____ Material provided

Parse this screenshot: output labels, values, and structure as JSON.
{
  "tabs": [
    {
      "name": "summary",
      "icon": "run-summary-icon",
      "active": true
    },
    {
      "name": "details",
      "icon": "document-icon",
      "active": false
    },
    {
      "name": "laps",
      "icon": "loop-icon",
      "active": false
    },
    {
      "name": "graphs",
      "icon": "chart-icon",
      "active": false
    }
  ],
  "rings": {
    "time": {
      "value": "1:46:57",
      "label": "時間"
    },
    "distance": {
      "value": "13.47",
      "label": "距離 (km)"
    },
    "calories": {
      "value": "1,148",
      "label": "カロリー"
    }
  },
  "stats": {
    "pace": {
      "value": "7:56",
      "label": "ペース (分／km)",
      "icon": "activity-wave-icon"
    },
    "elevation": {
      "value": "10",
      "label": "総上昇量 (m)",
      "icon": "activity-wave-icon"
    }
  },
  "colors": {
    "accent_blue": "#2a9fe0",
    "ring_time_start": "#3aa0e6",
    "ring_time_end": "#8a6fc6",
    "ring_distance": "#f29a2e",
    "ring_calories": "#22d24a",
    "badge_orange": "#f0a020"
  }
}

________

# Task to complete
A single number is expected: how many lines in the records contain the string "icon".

# Solution to this task
6